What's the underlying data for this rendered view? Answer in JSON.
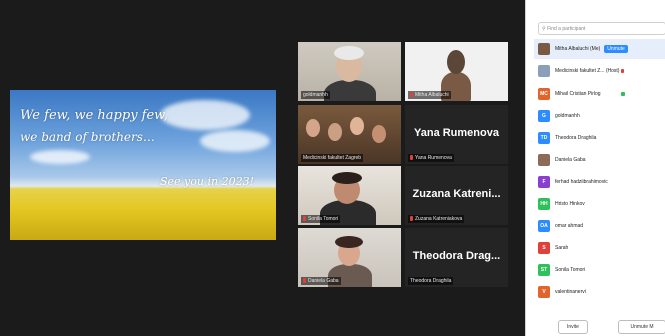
{
  "slide": {
    "line1": "We few, we happy few,",
    "line2": "we band of brothers…",
    "line3": "See you in 2023!"
  },
  "gallery": [
    {
      "name": "goldmanhh",
      "muted": false,
      "video": true,
      "active": true
    },
    {
      "name": "Mitha Albaluchi",
      "muted": true,
      "video": true,
      "active": false
    },
    {
      "name": "Medicinski fakultet Zagreb",
      "muted": false,
      "video": true,
      "active": false
    },
    {
      "name": "Yana Rumenova",
      "label": "Yana Rumenova",
      "muted": true,
      "video": false
    },
    {
      "name": "Sonila Tomori",
      "muted": true,
      "video": true
    },
    {
      "name": "Zuzana Katreni...",
      "label": "Zuzana Katreniakova",
      "muted": true,
      "video": false
    },
    {
      "name": "Daniela Gaba",
      "muted": true,
      "video": true
    },
    {
      "name": "Theodora Drag...",
      "label": "Theodora Draghila",
      "muted": false,
      "video": false
    }
  ],
  "participants": {
    "search_placeholder": "Find a participant",
    "list": [
      {
        "name": "Mitha Albaluchi (Me)",
        "initials": "",
        "color": "#7a5a44",
        "unmute": "Unmute"
      },
      {
        "name": "Medicinski fakultet Z... (Host)",
        "initials": "",
        "color": "#8aa0b8"
      },
      {
        "name": "Mihail Cristian Pirlog",
        "initials": "MC",
        "color": "#e0642b"
      },
      {
        "name": "goldmanhh",
        "initials": "G",
        "color": "#2d8cff"
      },
      {
        "name": "Theodora Draghila",
        "initials": "TD",
        "color": "#2d8cff"
      },
      {
        "name": "Daniela Gaba",
        "initials": "",
        "color": "#8b6b55"
      },
      {
        "name": "ferhad hadziibrahimovic",
        "initials": "F",
        "color": "#8a3fd1"
      },
      {
        "name": "Hristo Hinkov",
        "initials": "HH",
        "color": "#2ec05a"
      },
      {
        "name": "omar ahmad",
        "initials": "OA",
        "color": "#2d8cff"
      },
      {
        "name": "Sarah",
        "initials": "S",
        "color": "#e0403a"
      },
      {
        "name": "Sonila Tomori",
        "initials": "ST",
        "color": "#2ec05a"
      },
      {
        "name": "valentinanervi",
        "initials": "V",
        "color": "#e0642b"
      }
    ],
    "invite_label": "Invite",
    "unmute_me_label": "Unmute M"
  }
}
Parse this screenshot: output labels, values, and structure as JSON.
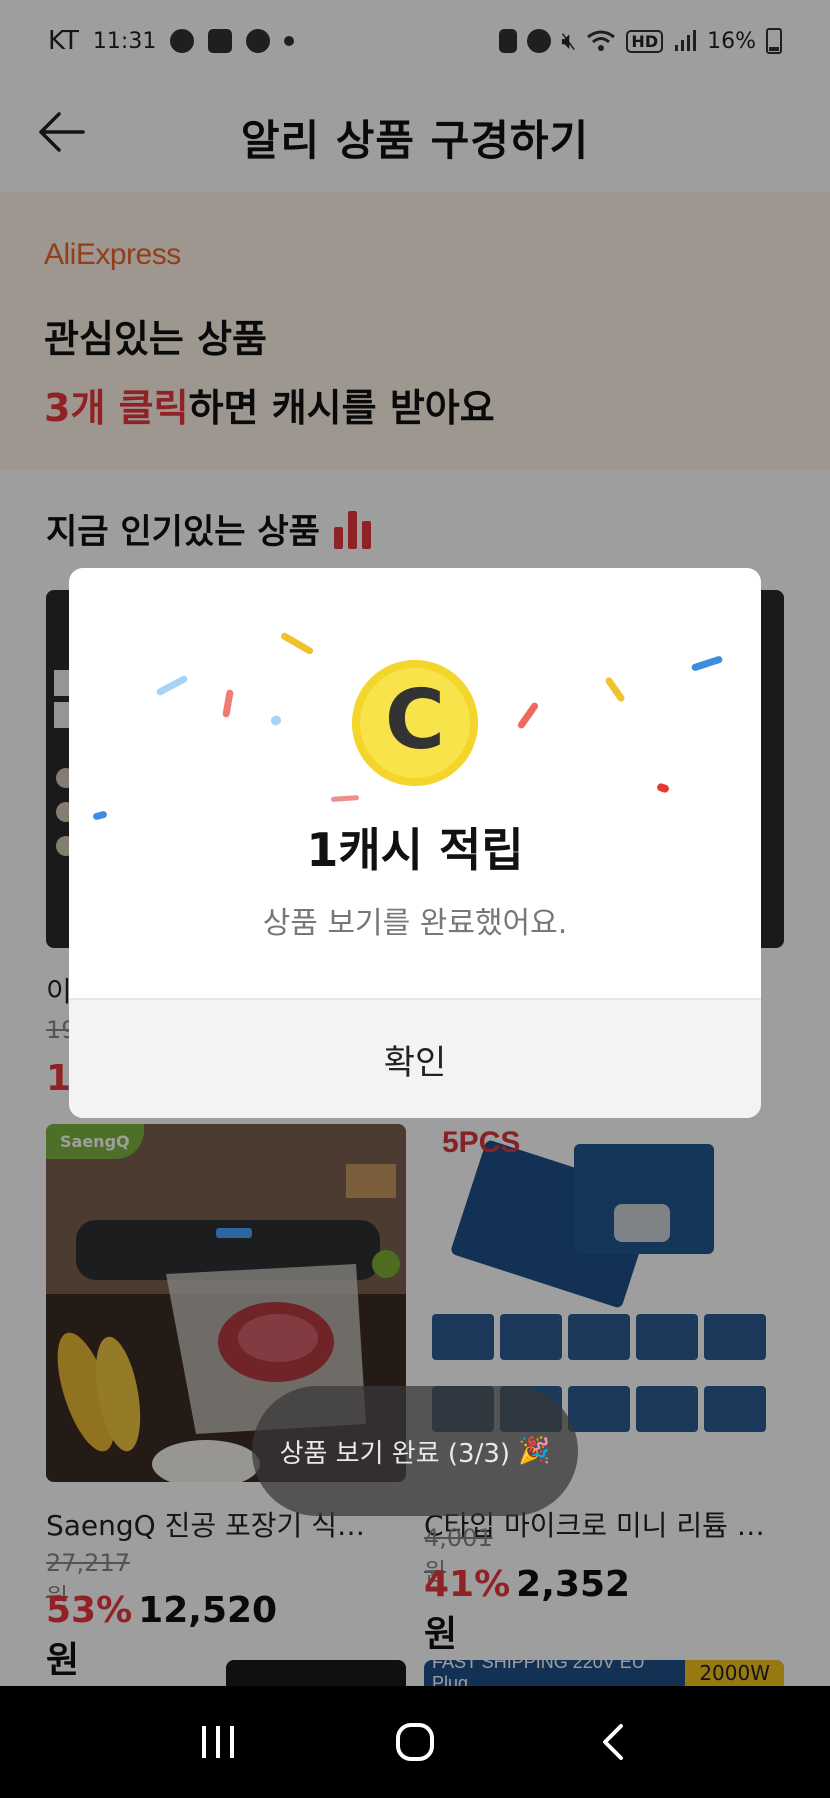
{
  "status": {
    "carrier": "KT",
    "time": "11:31",
    "net": "HD",
    "battery": "16%"
  },
  "header": {
    "title": "알리 상품 구경하기"
  },
  "banner": {
    "logo": "AliExpress",
    "line1": "관심있는 상품",
    "line2_highlight": "3개 클릭",
    "line2_rest": "하면 캐시를 받아요"
  },
  "section": {
    "title": "지금 인기있는 상품"
  },
  "products": [
    {
      "name": "이",
      "orig": "19",
      "pct": "1",
      "price": ""
    },
    {
      "name": "SaengQ 진공 포장기 식품 진…",
      "orig": "27,217원",
      "pct": "53%",
      "price": "12,520원",
      "badge": "SaengQ"
    },
    {
      "name": "C타입 마이크로 미니 리튬 배터…",
      "orig": "4,001원",
      "pct": "41%",
      "price": "2,352원",
      "badge": "5PCS"
    },
    {
      "name": "",
      "orig": "",
      "pct": "",
      "price": "",
      "badge": "FAST SHIPPING 220V EU Plug",
      "badge2": "2000W"
    }
  ],
  "modal": {
    "coin": "C",
    "title": "1캐시 적립",
    "message": "상품 보기를 완료했어요.",
    "confirm": "확인"
  },
  "toast": {
    "text": "상품 보기 완료 (3/3)",
    "emoji": "🎉"
  },
  "colors": {
    "accent": "#e8383d",
    "brand_orange": "#e8662a",
    "coin_yellow": "#f8e44a",
    "banner_bg": "#fdf4e8"
  }
}
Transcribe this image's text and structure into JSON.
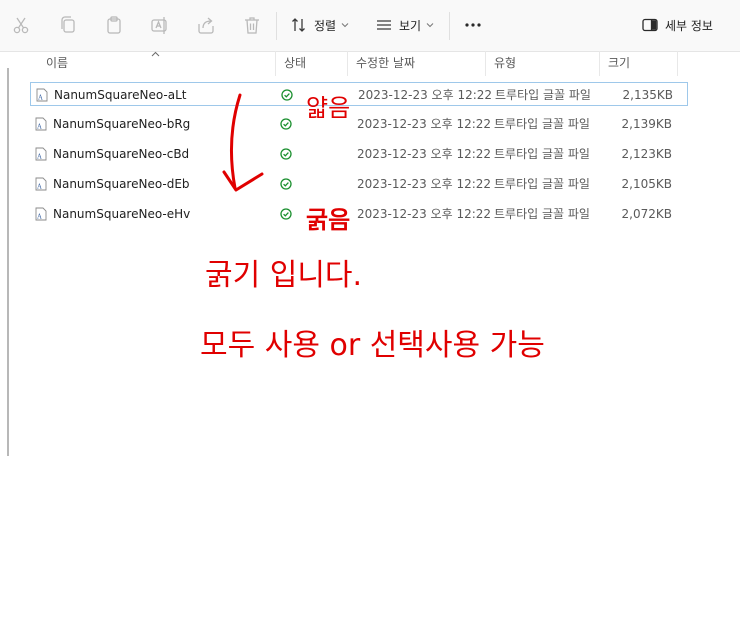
{
  "toolbar": {
    "sort_label": "정렬",
    "view_label": "보기",
    "details_label": "세부 정보",
    "icons": [
      "cut-icon",
      "copy-icon",
      "paste-icon",
      "rename-icon",
      "share-icon",
      "delete-icon",
      "sort-icon",
      "view-icon",
      "more-icon",
      "details-pane-icon"
    ]
  },
  "columns": {
    "name": "이름",
    "status": "상태",
    "modified": "수정한 날짜",
    "type": "유형",
    "size": "크기"
  },
  "files": [
    {
      "name": "NanumSquareNeo-aLt",
      "modified": "2023-12-23 오후 12:22",
      "type": "트루타입 글꼴 파일",
      "size": "2,135KB"
    },
    {
      "name": "NanumSquareNeo-bRg",
      "modified": "2023-12-23 오후 12:22",
      "type": "트루타입 글꼴 파일",
      "size": "2,139KB"
    },
    {
      "name": "NanumSquareNeo-cBd",
      "modified": "2023-12-23 오후 12:22",
      "type": "트루타입 글꼴 파일",
      "size": "2,123KB"
    },
    {
      "name": "NanumSquareNeo-dEb",
      "modified": "2023-12-23 오후 12:22",
      "type": "트루타입 글꼴 파일",
      "size": "2,105KB"
    },
    {
      "name": "NanumSquareNeo-eHv",
      "modified": "2023-12-23 오후 12:22",
      "type": "트루타입 글꼴 파일",
      "size": "2,072KB"
    }
  ],
  "annotations": {
    "top_label": "얇음",
    "bottom_label": "굵음",
    "line1": "굵기 입니다.",
    "line2": "모두 사용 or 선택사용 가능",
    "ink_color": "#e00000"
  },
  "colors": {
    "status_ok": "#1a8f2e",
    "selection_border": "#9ec8ea"
  }
}
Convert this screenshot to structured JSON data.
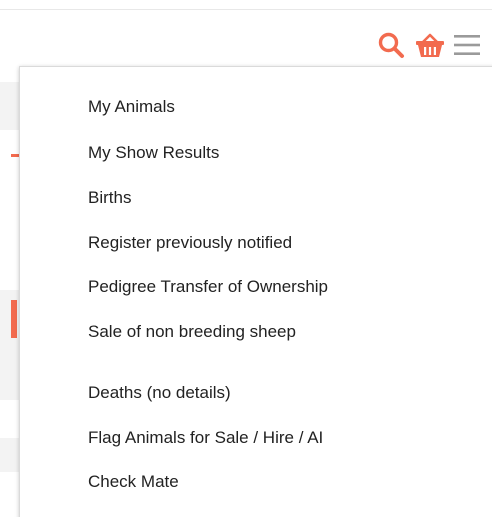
{
  "header": {
    "icons": [
      {
        "name": "search-icon",
        "color": "#f26b4f"
      },
      {
        "name": "basket-icon",
        "color": "#f26b4f"
      },
      {
        "name": "hamburger-menu-icon",
        "color": "#9a9a9a"
      }
    ]
  },
  "menu": {
    "items": [
      {
        "label": "My Animals"
      },
      {
        "label": "My Show Results"
      },
      {
        "label": "Births"
      },
      {
        "label": "Register previously notified"
      },
      {
        "label": "Pedigree Transfer of Ownership"
      },
      {
        "label": "Sale of non breeding sheep"
      },
      {
        "label": "Deaths (no details)"
      },
      {
        "label": "Flag Animals for Sale / Hire / AI"
      },
      {
        "label": "Check Mate"
      }
    ]
  },
  "colors": {
    "accent": "#f26b4f",
    "menu_text": "#222222",
    "menu_icon": "#9a9a9a"
  }
}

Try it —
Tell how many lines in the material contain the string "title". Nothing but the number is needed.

Worked solution —
3